Gustav Metzger’s work has always been connected to current developments in art as well as in society. Always being a step ahead of his environment, and envisioning more radical and bold projects, he has repeatedly experienced the fate of rejection. He was invited, but no work included, in the legendary exhibition “Bewegen Bewogen” at Moderna Museet, Stockholm in 1961. For “Ducumenta 5” in 1972, he was presented in the catalogue, but his proposed work – a plastic cubicle continuously being fed with the exhaust fumes of cars – was not realized. His project proposed for the UN Environmental Conference in Stockholm the same year, involving the planned combustion of 120 cars, was likewise not realized by the organisers.
Gustav Metzger proposed an art strike for all artists 1977-1980, as an act to stop the commercialization of art. Intentionally or not, this was followed by more than a decade of his relative absence from the art scene. Instead Metzger became occupied with academic studies into the works of Vermeer van Delft, and in organizing a first conference on art in Germany during the Nazi period.
In the 1990s, interest in Gustav Metzger’s work started to surge again. An extensive exhibition at Oxford MoMA in 1995 presented older works by him, together with an entirely new body of works, called “Historic Photographs”. In these works Gustav Metzger used photographs from distinctive moments in 20th century history, representing violations of human dignity, political violence, and environmental abuse. These works are often but not always hidden, blocked or made unavailable in various ways. In direct line with these works are his later large scale installations, that also reflect on the disasters of our time, not the least the Holocaust.

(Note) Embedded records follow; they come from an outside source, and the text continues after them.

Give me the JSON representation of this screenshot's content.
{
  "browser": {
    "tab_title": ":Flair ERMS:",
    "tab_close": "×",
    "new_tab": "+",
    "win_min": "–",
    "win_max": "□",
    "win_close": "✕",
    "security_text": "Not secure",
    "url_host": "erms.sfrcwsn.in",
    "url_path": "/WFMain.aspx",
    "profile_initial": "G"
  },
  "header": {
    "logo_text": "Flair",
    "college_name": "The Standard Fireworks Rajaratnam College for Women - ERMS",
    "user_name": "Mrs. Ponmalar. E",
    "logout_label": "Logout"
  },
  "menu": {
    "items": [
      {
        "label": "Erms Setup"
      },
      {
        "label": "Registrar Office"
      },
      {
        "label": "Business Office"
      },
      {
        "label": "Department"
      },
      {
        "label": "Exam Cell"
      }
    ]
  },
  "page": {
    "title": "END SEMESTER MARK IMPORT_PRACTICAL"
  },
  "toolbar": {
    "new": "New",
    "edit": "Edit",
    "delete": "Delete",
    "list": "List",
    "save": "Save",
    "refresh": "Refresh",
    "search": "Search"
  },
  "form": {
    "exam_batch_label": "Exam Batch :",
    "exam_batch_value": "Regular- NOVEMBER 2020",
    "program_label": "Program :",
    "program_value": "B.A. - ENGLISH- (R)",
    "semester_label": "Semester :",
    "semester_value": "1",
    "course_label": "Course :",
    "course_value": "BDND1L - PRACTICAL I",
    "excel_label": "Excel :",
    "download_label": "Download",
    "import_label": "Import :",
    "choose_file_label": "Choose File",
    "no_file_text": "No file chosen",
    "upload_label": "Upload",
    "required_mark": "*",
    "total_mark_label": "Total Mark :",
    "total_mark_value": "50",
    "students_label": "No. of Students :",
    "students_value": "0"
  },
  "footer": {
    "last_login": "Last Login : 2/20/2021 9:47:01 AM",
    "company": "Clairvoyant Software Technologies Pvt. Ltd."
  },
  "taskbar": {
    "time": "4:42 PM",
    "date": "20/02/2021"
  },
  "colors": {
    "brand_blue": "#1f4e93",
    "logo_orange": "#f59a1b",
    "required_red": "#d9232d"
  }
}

All aspects of Metzger’s opus will be shown at the exhibition in MUSAC after large-scale exhibition presented in the Center of Contemporary Art in Torun in 2015 which was integrated with unique reconstruction of “Extremes Touch” works presented in Kunsthall Oslo along with “Liquid Crystals” in Kunstnernes Hus in Oslo in 2015/26.
Exhibition is accompanied by the exhibition catalogue edited by NERO, which provides readers with a rich array of theoretical contributions, including a conversation between Dobrila Denegri and some of the DIAS participants, such as Yoko Ono, Hermann Nitsch, Ivor Davies and DIAS NY organizer Jon Hendricks, as well as Metzger’s own writings. The contributors Pontus Kyander, Andrew Wilson, Mathieu Copeland, Leanne Dmyterko, Hans Ulrich Obrist, Manuel Olveira take up different aspects of Metzger’s work, from the artist’s early political activism, to his experimentation with painting to his drafting of the manifestoes for Auto-Destructive Art, providing us with an invaluable and much awaited document for consultation in contemporary art.
Act or Perish. Gustav Metzger: The Retrospective in Poland and Norway was organized with the support of Ministry of Culture and National Heritage of the Republic of Poland and EEA Grants Program "Promotion of Diversity in Culture and Arts within European Cultural Heritage”.
With the collaboration of: CoCA (Torun, Poland), Kunshall (Oslo, Norway), Kunstnernes Hus (Oslo, Norway)
Acknowledgement: Leanne Dmyterko y Ula Dajerling, Gustav Metzger"s assistants. Kunsthall Oslo and Øyvind Mellbye for technical support.